What is expected: Reproduce the entries exactly. Omit none of them.

^^^^^^^^

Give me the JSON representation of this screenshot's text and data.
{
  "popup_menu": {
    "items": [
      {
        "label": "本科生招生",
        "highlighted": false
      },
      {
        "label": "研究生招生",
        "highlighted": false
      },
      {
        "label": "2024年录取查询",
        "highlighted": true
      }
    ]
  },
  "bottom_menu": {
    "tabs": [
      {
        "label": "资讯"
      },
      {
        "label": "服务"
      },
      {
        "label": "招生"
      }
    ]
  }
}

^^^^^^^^

Reply:
Give me the JSON representation of this screenshot's text and data.
{
  "popup_menu": {
    "items": [
      {
        "label": "本科生招生",
        "highlighted": false
      },
      {
        "label": "研究生招生",
        "highlighted": false
      },
      {
        "label": "2024年录取查询",
        "highlighted": true
      }
    ]
  },
  "bottom_menu": {
    "tabs": [
      {
        "label": "资讯"
      },
      {
        "label": "服务"
      },
      {
        "label": "招生"
      }
    ]
  }
}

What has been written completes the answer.